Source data
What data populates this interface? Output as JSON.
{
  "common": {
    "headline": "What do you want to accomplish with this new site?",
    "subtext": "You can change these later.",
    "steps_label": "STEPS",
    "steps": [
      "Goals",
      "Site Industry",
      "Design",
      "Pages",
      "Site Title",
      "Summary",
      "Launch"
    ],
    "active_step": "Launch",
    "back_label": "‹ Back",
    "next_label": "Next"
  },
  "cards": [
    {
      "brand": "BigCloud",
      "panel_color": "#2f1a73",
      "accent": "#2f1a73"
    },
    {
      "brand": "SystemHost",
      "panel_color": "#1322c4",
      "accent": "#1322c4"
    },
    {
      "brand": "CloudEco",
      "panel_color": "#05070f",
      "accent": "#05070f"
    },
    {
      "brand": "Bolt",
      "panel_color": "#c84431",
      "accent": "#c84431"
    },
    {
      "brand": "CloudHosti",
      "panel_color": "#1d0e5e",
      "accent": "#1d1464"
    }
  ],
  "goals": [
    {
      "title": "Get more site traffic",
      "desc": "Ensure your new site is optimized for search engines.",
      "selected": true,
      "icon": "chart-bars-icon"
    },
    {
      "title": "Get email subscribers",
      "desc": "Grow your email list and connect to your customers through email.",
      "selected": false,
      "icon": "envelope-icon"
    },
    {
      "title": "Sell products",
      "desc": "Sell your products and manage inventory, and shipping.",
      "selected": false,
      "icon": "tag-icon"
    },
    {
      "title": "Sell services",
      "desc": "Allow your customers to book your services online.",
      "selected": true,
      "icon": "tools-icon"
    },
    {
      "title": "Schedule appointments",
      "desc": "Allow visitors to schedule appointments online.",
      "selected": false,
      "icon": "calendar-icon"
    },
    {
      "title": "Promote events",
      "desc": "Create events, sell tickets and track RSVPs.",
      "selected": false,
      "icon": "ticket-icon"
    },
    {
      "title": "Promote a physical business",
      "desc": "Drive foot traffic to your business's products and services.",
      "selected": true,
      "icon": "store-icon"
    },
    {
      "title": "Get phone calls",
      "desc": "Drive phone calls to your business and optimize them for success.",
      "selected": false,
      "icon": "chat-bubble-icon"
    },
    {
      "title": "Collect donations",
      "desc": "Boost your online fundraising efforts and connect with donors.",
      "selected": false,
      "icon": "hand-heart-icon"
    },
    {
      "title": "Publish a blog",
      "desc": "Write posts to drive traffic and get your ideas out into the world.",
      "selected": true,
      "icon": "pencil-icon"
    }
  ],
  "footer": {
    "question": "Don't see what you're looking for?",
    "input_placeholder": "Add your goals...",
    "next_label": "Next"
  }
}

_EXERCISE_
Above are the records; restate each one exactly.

_RESPONSE_
What data populates this interface? Output as JSON.
{
  "common": {
    "headline": "What do you want to accomplish with this new site?",
    "subtext": "You can change these later.",
    "steps_label": "STEPS",
    "steps": [
      "Goals",
      "Site Industry",
      "Design",
      "Pages",
      "Site Title",
      "Summary",
      "Launch"
    ],
    "active_step": "Launch",
    "back_label": "‹ Back",
    "next_label": "Next"
  },
  "cards": [
    {
      "brand": "BigCloud",
      "panel_color": "#2f1a73",
      "accent": "#2f1a73"
    },
    {
      "brand": "SystemHost",
      "panel_color": "#1322c4",
      "accent": "#1322c4"
    },
    {
      "brand": "CloudEco",
      "panel_color": "#05070f",
      "accent": "#05070f"
    },
    {
      "brand": "Bolt",
      "panel_color": "#c84431",
      "accent": "#c84431"
    },
    {
      "brand": "CloudHosti",
      "panel_color": "#1d0e5e",
      "accent": "#1d1464"
    }
  ],
  "goals": [
    {
      "title": "Get more site traffic",
      "desc": "Ensure your new site is optimized for search engines.",
      "selected": true,
      "icon": "chart-bars-icon"
    },
    {
      "title": "Get email subscribers",
      "desc": "Grow your email list and connect to your customers through email.",
      "selected": false,
      "icon": "envelope-icon"
    },
    {
      "title": "Sell products",
      "desc": "Sell your products and manage inventory, and shipping.",
      "selected": false,
      "icon": "tag-icon"
    },
    {
      "title": "Sell services",
      "desc": "Allow your customers to book your services online.",
      "selected": true,
      "icon": "tools-icon"
    },
    {
      "title": "Schedule appointments",
      "desc": "Allow visitors to schedule appointments online.",
      "selected": false,
      "icon": "calendar-icon"
    },
    {
      "title": "Promote events",
      "desc": "Create events, sell tickets and track RSVPs.",
      "selected": false,
      "icon": "ticket-icon"
    },
    {
      "title": "Promote a physical business",
      "desc": "Drive foot traffic to your business's products and services.",
      "selected": true,
      "icon": "store-icon"
    },
    {
      "title": "Get phone calls",
      "desc": "Drive phone calls to your business and optimize them for success.",
      "selected": false,
      "icon": "chat-bubble-icon"
    },
    {
      "title": "Collect donations",
      "desc": "Boost your online fundraising efforts and connect with donors.",
      "selected": false,
      "icon": "hand-heart-icon"
    },
    {
      "title": "Publish a blog",
      "desc": "Write posts to drive traffic and get your ideas out into the world.",
      "selected": true,
      "icon": "pencil-icon"
    }
  ],
  "footer": {
    "question": "Don't see what you're looking for?",
    "input_placeholder": "Add your goals...",
    "next_label": "Next"
  }
}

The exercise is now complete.